WHAT THE TASK REQUIRES → A word-for-word copy of the records that follow is needed, with every picture omitted.
═════ TASK DATA ═════
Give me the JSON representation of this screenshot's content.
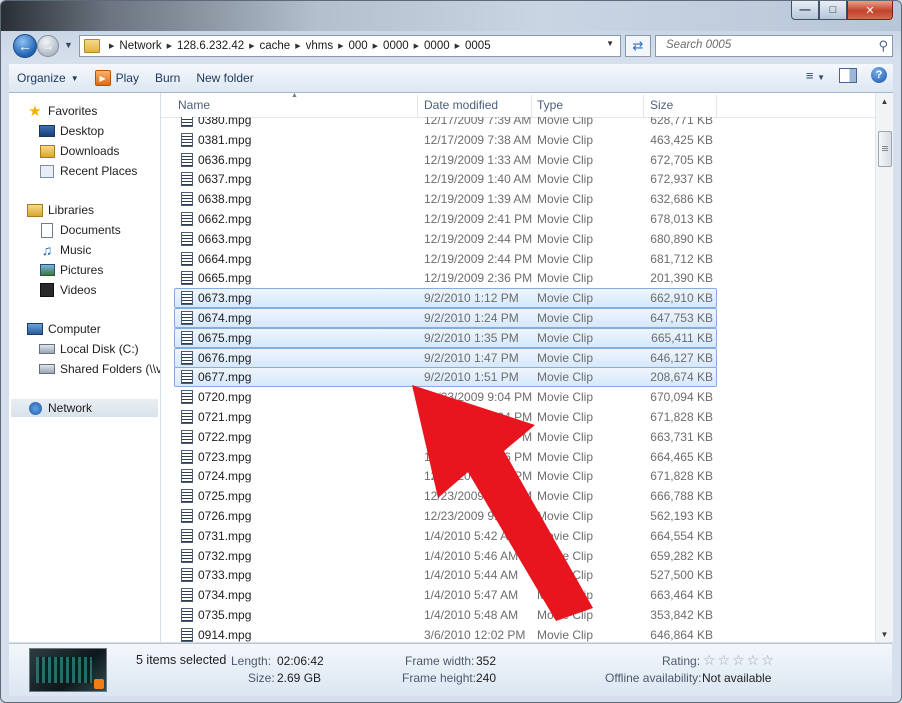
{
  "window": {
    "caption": {
      "minimize": "—",
      "maximize": "□",
      "close": "✕"
    }
  },
  "address": {
    "crumbs": [
      "Network",
      "128.6.232.42",
      "cache",
      "vhms",
      "000",
      "0000",
      "0000",
      "0005"
    ],
    "search_placeholder": "Search 0005"
  },
  "toolbar": {
    "organize": "Organize",
    "play": "Play",
    "burn": "Burn",
    "new_folder": "New folder"
  },
  "sidebar": {
    "favorites": "Favorites",
    "desktop": "Desktop",
    "downloads": "Downloads",
    "recent": "Recent Places",
    "libraries": "Libraries",
    "documents": "Documents",
    "music": "Music",
    "pictures": "Pictures",
    "videos": "Videos",
    "computer": "Computer",
    "local_disk": "Local Disk (C:)",
    "shared": "Shared Folders (\\\\vm",
    "network": "Network"
  },
  "columns": {
    "name": "Name",
    "date": "Date modified",
    "type": "Type",
    "size": "Size"
  },
  "files": [
    {
      "name": "0380.mpg",
      "date": "12/17/2009 7:39 AM",
      "type": "Movie Clip",
      "size": "628,771 KB",
      "selected": false
    },
    {
      "name": "0381.mpg",
      "date": "12/17/2009 7:38 AM",
      "type": "Movie Clip",
      "size": "463,425 KB",
      "selected": false
    },
    {
      "name": "0636.mpg",
      "date": "12/19/2009 1:33 AM",
      "type": "Movie Clip",
      "size": "672,705 KB",
      "selected": false
    },
    {
      "name": "0637.mpg",
      "date": "12/19/2009 1:40 AM",
      "type": "Movie Clip",
      "size": "672,937 KB",
      "selected": false
    },
    {
      "name": "0638.mpg",
      "date": "12/19/2009 1:39 AM",
      "type": "Movie Clip",
      "size": "632,686 KB",
      "selected": false
    },
    {
      "name": "0662.mpg",
      "date": "12/19/2009 2:41 PM",
      "type": "Movie Clip",
      "size": "678,013 KB",
      "selected": false
    },
    {
      "name": "0663.mpg",
      "date": "12/19/2009 2:44 PM",
      "type": "Movie Clip",
      "size": "680,890 KB",
      "selected": false
    },
    {
      "name": "0664.mpg",
      "date": "12/19/2009 2:44 PM",
      "type": "Movie Clip",
      "size": "681,712 KB",
      "selected": false
    },
    {
      "name": "0665.mpg",
      "date": "12/19/2009 2:36 PM",
      "type": "Movie Clip",
      "size": "201,390 KB",
      "selected": false
    },
    {
      "name": "0673.mpg",
      "date": "9/2/2010 1:12 PM",
      "type": "Movie Clip",
      "size": "662,910 KB",
      "selected": true
    },
    {
      "name": "0674.mpg",
      "date": "9/2/2010 1:24 PM",
      "type": "Movie Clip",
      "size": "647,753 KB",
      "selected": true
    },
    {
      "name": "0675.mpg",
      "date": "9/2/2010 1:35 PM",
      "type": "Movie Clip",
      "size": "665,411 KB",
      "selected": true
    },
    {
      "name": "0676.mpg",
      "date": "9/2/2010 1:47 PM",
      "type": "Movie Clip",
      "size": "646,127 KB",
      "selected": true
    },
    {
      "name": "0677.mpg",
      "date": "9/2/2010 1:51 PM",
      "type": "Movie Clip",
      "size": "208,674 KB",
      "selected": true
    },
    {
      "name": "0720.mpg",
      "date": "12/23/2009 9:04 PM",
      "type": "Movie Clip",
      "size": "670,094 KB",
      "selected": false
    },
    {
      "name": "0721.mpg",
      "date": "12/23/2009 9:04 PM",
      "type": "Movie Clip",
      "size": "671,828 KB",
      "selected": false
    },
    {
      "name": "0722.mpg",
      "date": "12/23/2009 9:04 PM",
      "type": "Movie Clip",
      "size": "663,731 KB",
      "selected": false
    },
    {
      "name": "0723.mpg",
      "date": "12/23/2009 9:06 PM",
      "type": "Movie Clip",
      "size": "664,465 KB",
      "selected": false
    },
    {
      "name": "0724.mpg",
      "date": "12/23/2009 9:09 PM",
      "type": "Movie Clip",
      "size": "671,828 KB",
      "selected": false
    },
    {
      "name": "0725.mpg",
      "date": "12/23/2009 9:10 PM",
      "type": "Movie Clip",
      "size": "666,788 KB",
      "selected": false
    },
    {
      "name": "0726.mpg",
      "date": "12/23/2009 9:14 PM",
      "type": "Movie Clip",
      "size": "562,193 KB",
      "selected": false
    },
    {
      "name": "0731.mpg",
      "date": "1/4/2010 5:42 AM",
      "type": "Movie Clip",
      "size": "664,554 KB",
      "selected": false
    },
    {
      "name": "0732.mpg",
      "date": "1/4/2010 5:46 AM",
      "type": "Movie Clip",
      "size": "659,282 KB",
      "selected": false
    },
    {
      "name": "0733.mpg",
      "date": "1/4/2010 5:44 AM",
      "type": "Movie Clip",
      "size": "527,500 KB",
      "selected": false
    },
    {
      "name": "0734.mpg",
      "date": "1/4/2010 5:47 AM",
      "type": "Movie Clip",
      "size": "663,464 KB",
      "selected": false
    },
    {
      "name": "0735.mpg",
      "date": "1/4/2010 5:48 AM",
      "type": "Movie Clip",
      "size": "353,842 KB",
      "selected": false
    },
    {
      "name": "0914.mpg",
      "date": "3/6/2010 12:02 PM",
      "type": "Movie Clip",
      "size": "646,864 KB",
      "selected": false
    }
  ],
  "details": {
    "count": "5 items selected",
    "length_label": "Length:",
    "length_value": "02:06:42",
    "size_label": "Size:",
    "size_value": "2.69 GB",
    "fw_label": "Frame width:",
    "fw_value": "352",
    "fh_label": "Frame height:",
    "fh_value": "240",
    "rating_label": "Rating:",
    "rating_stars": "☆☆☆☆☆",
    "offline_label": "Offline availability:",
    "offline_value": "Not available"
  },
  "colors": {
    "selection_fill": "#d6e8fb",
    "selection_border": "#84acdd",
    "annotation_arrow": "#e8141e"
  }
}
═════
REPLY →
Give me the JSON representation of this screenshot's content.
{
  "window": {
    "caption": {
      "minimize": "—",
      "maximize": "□",
      "close": "✕"
    }
  },
  "address": {
    "crumbs": [
      "Network",
      "128.6.232.42",
      "cache",
      "vhms",
      "000",
      "0000",
      "0000",
      "0005"
    ],
    "search_placeholder": "Search 0005"
  },
  "toolbar": {
    "organize": "Organize",
    "play": "Play",
    "burn": "Burn",
    "new_folder": "New folder"
  },
  "sidebar": {
    "favorites": "Favorites",
    "desktop": "Desktop",
    "downloads": "Downloads",
    "recent": "Recent Places",
    "libraries": "Libraries",
    "documents": "Documents",
    "music": "Music",
    "pictures": "Pictures",
    "videos": "Videos",
    "computer": "Computer",
    "local_disk": "Local Disk (C:)",
    "shared": "Shared Folders (\\\\vm",
    "network": "Network"
  },
  "columns": {
    "name": "Name",
    "date": "Date modified",
    "type": "Type",
    "size": "Size"
  },
  "files": [
    {
      "name": "0380.mpg",
      "date": "12/17/2009 7:39 AM",
      "type": "Movie Clip",
      "size": "628,771 KB",
      "selected": false
    },
    {
      "name": "0381.mpg",
      "date": "12/17/2009 7:38 AM",
      "type": "Movie Clip",
      "size": "463,425 KB",
      "selected": false
    },
    {
      "name": "0636.mpg",
      "date": "12/19/2009 1:33 AM",
      "type": "Movie Clip",
      "size": "672,705 KB",
      "selected": false
    },
    {
      "name": "0637.mpg",
      "date": "12/19/2009 1:40 AM",
      "type": "Movie Clip",
      "size": "672,937 KB",
      "selected": false
    },
    {
      "name": "0638.mpg",
      "date": "12/19/2009 1:39 AM",
      "type": "Movie Clip",
      "size": "632,686 KB",
      "selected": false
    },
    {
      "name": "0662.mpg",
      "date": "12/19/2009 2:41 PM",
      "type": "Movie Clip",
      "size": "678,013 KB",
      "selected": false
    },
    {
      "name": "0663.mpg",
      "date": "12/19/2009 2:44 PM",
      "type": "Movie Clip",
      "size": "680,890 KB",
      "selected": false
    },
    {
      "name": "0664.mpg",
      "date": "12/19/2009 2:44 PM",
      "type": "Movie Clip",
      "size": "681,712 KB",
      "selected": false
    },
    {
      "name": "0665.mpg",
      "date": "12/19/2009 2:36 PM",
      "type": "Movie Clip",
      "size": "201,390 KB",
      "selected": false
    },
    {
      "name": "0673.mpg",
      "date": "9/2/2010 1:12 PM",
      "type": "Movie Clip",
      "size": "662,910 KB",
      "selected": true
    },
    {
      "name": "0674.mpg",
      "date": "9/2/2010 1:24 PM",
      "type": "Movie Clip",
      "size": "647,753 KB",
      "selected": true
    },
    {
      "name": "0675.mpg",
      "date": "9/2/2010 1:35 PM",
      "type": "Movie Clip",
      "size": "665,411 KB",
      "selected": true
    },
    {
      "name": "0676.mpg",
      "date": "9/2/2010 1:47 PM",
      "type": "Movie Clip",
      "size": "646,127 KB",
      "selected": true
    },
    {
      "name": "0677.mpg",
      "date": "9/2/2010 1:51 PM",
      "type": "Movie Clip",
      "size": "208,674 KB",
      "selected": true
    },
    {
      "name": "0720.mpg",
      "date": "12/23/2009 9:04 PM",
      "type": "Movie Clip",
      "size": "670,094 KB",
      "selected": false
    },
    {
      "name": "0721.mpg",
      "date": "12/23/2009 9:04 PM",
      "type": "Movie Clip",
      "size": "671,828 KB",
      "selected": false
    },
    {
      "name": "0722.mpg",
      "date": "12/23/2009 9:04 PM",
      "type": "Movie Clip",
      "size": "663,731 KB",
      "selected": false
    },
    {
      "name": "0723.mpg",
      "date": "12/23/2009 9:06 PM",
      "type": "Movie Clip",
      "size": "664,465 KB",
      "selected": false
    },
    {
      "name": "0724.mpg",
      "date": "12/23/2009 9:09 PM",
      "type": "Movie Clip",
      "size": "671,828 KB",
      "selected": false
    },
    {
      "name": "0725.mpg",
      "date": "12/23/2009 9:10 PM",
      "type": "Movie Clip",
      "size": "666,788 KB",
      "selected": false
    },
    {
      "name": "0726.mpg",
      "date": "12/23/2009 9:14 PM",
      "type": "Movie Clip",
      "size": "562,193 KB",
      "selected": false
    },
    {
      "name": "0731.mpg",
      "date": "1/4/2010 5:42 AM",
      "type": "Movie Clip",
      "size": "664,554 KB",
      "selected": false
    },
    {
      "name": "0732.mpg",
      "date": "1/4/2010 5:46 AM",
      "type": "Movie Clip",
      "size": "659,282 KB",
      "selected": false
    },
    {
      "name": "0733.mpg",
      "date": "1/4/2010 5:44 AM",
      "type": "Movie Clip",
      "size": "527,500 KB",
      "selected": false
    },
    {
      "name": "0734.mpg",
      "date": "1/4/2010 5:47 AM",
      "type": "Movie Clip",
      "size": "663,464 KB",
      "selected": false
    },
    {
      "name": "0735.mpg",
      "date": "1/4/2010 5:48 AM",
      "type": "Movie Clip",
      "size": "353,842 KB",
      "selected": false
    },
    {
      "name": "0914.mpg",
      "date": "3/6/2010 12:02 PM",
      "type": "Movie Clip",
      "size": "646,864 KB",
      "selected": false
    }
  ],
  "details": {
    "count": "5 items selected",
    "length_label": "Length:",
    "length_value": "02:06:42",
    "size_label": "Size:",
    "size_value": "2.69 GB",
    "fw_label": "Frame width:",
    "fw_value": "352",
    "fh_label": "Frame height:",
    "fh_value": "240",
    "rating_label": "Rating:",
    "rating_stars": "☆☆☆☆☆",
    "offline_label": "Offline availability:",
    "offline_value": "Not available"
  },
  "colors": {
    "selection_fill": "#d6e8fb",
    "selection_border": "#84acdd",
    "annotation_arrow": "#e8141e"
  }
}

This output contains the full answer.